A new citizens group is urging the City of Yellowknife to take immediate action on securing a day shelter before the onset of winter and a possible second wave of Covid-19.
Concerned Yellowknife Residents for a Day Shelter Downtown formed about one week ago and launched its Facebook page on Friday, said organizer Nick Sowsun.
Its call to action comes almost two weeks after Yellowknife city council rejected a proposal to make the city-owned Mine Rescue Building on 49 Avenue a new shelter. It was formerly the site of Side Door Youth Ministries.
“We were caught off guard when city council rejected the proposal without having an opportunity to hear from street-involved residents, or front-line workers, medical professionals, or organizations that work with the street-involved,” said Sowsun. “We were disappointed that the city didn’t have an opportunity to hear those perspectives.
“That’s when we started organizing a response. We said, ‘What should we do?’”
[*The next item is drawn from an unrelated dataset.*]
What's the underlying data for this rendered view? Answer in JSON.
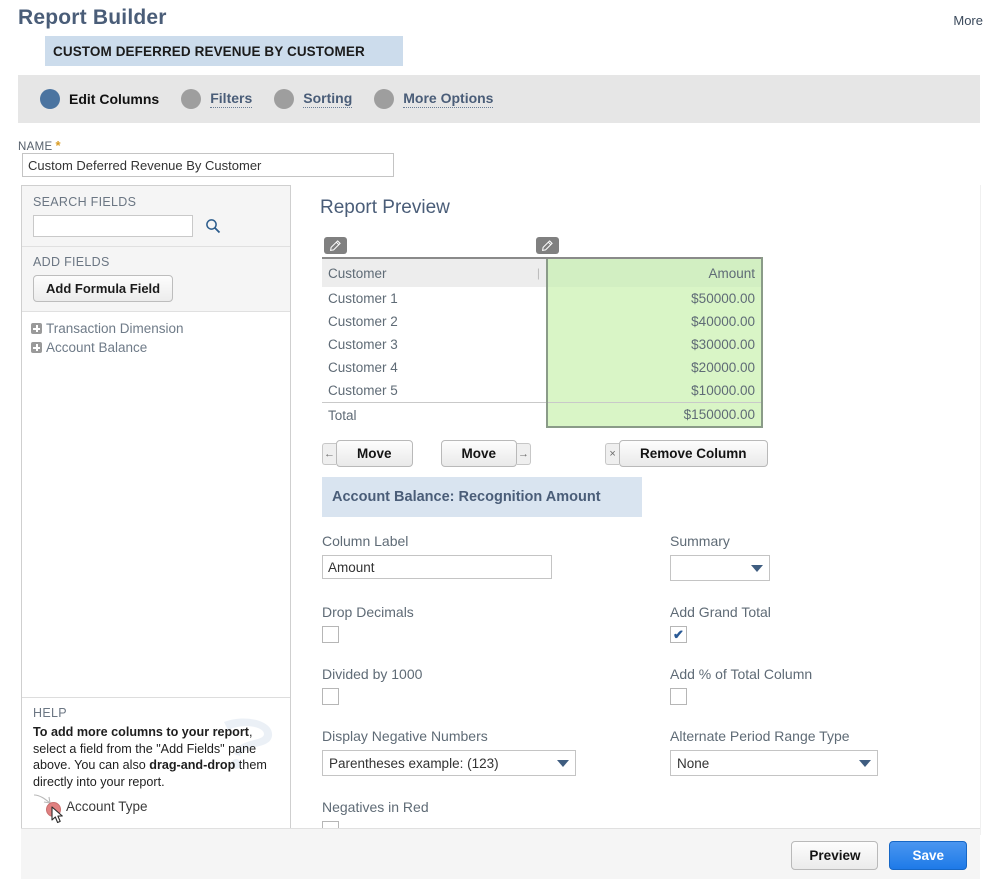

The group posted on its Facebook page a list of seven actions it wants the city to take, among them working immediately with the GNWT to find a suitable location for an emergency shelter downtown or reconsideration of the Mine Rescue site, using an evidence-based approach to its assessment of the value and location of emergency day shelters. The activists want the municipality to honour its 2017 pledge to eliminate homelessness in 10 years.
“We’re (also) asking the city to follow through with its 2019 commitments to reconciliation. The majority of the street-involved people are Indigenous. They’re survivors of residential schools or the children of residential school survivors,” said Sowsun, adding that the city’s actions to find a day shelter would also help “combat stigma against the street-involved population and to fight systemic racism.”
Sowsun said his organization isn’t recommending any possible shelter locations as it believes that decision is one for the local and territorial governments.
“We shouldn’t be the ones to choose the location. The city and the GNWT need to decide on that based on best evidence and all the factors that would go into a decision like that,” he said.
The group, which had 160 members on Facebook as of Tuesday morning, has been speaking with some city councillors whom Sowsun said were disappointed with council’s Aug. 24 decision to reject the Mine Rescue Building shelter idea. The organization has also spoken with representatives of the territorial government.
“As we understand it, the GNWT wants to work with the city on this issue. The GNWT seems to be a willing partner,” said Sowsun. “From my perspective, it’s now on the city to be a willing partner and to address this issue.”
However, Coun. Niels Konge disputes that the city should choose possible shelter locations.
“The shelter falls directly under the GNWT realm of responsibility,” he said. “So it is for them to sort out. Council has the responsibility for conditionally permitted uses, such as shelters. Council decided as a group to not support the Side Door location. That cannot be reconsidered now for six months, according to our rules.
“It is up to the GNWT to do this and then when they have one they need to go through the development permit process that is in place just like any other business/organization and resident would have to. They have options. Wall tents in the (legislative assembly) area, the old hospital, wall tents around the hospital, work with Arctic Indigenous Wellness Foundation or other organizations. But let’s be very clear, the city is a partner in this, but we are not and should not be the lead. The GNWT offloads a lot of things already onto the city.”
Mayor Rebecca Alty said the City is working with the territorial government’s Department of Health and Social Services (HSS) to find a solution to the shelter issue.
“As the day shelter is a GNWT program, HSS is considering alternate options and locations, and they are reviewing all options with City staff to seek to expedite finding a solution that can work – for the program and within City Bylaws.
“If the GNWT decides to go with a tent/temporary structure, City staff have offered vacant and available land to locate the structure, given tents on City owned land do not require development permits. If a tent is not feasible, other options are continuing to be raised and we will work with them through any relevant permitting processes.”
Department of Health and Social Services spokesperson Damien Healy said the GNWT is working with its partners to find a solution before the winter months arrive.
“We are open to suggestions, not only from City Officials, but private businesses also,” he said. “We are encouraged by the social media outreach and glad that residents have the same position as the GNWT, that our most vulnerable residents require support. When a solution is found, we will communicate widely.”
Sowsun hopes city councillors put the shelter issue back on the agenda for the next city council meeting.
“The important context is that the Salvation Army closed its day shelter space, the library is closed and the Day Centre and Sobering Centre is at capacity. There are a lot of vulnerable street-involved people who won’t have anywhere to go this winter. Some of them have co-morbidities, many of them are seniors. They’re vulnerable to the flu and to Covid,” he said. “This will be a dangerous winter, more than most.”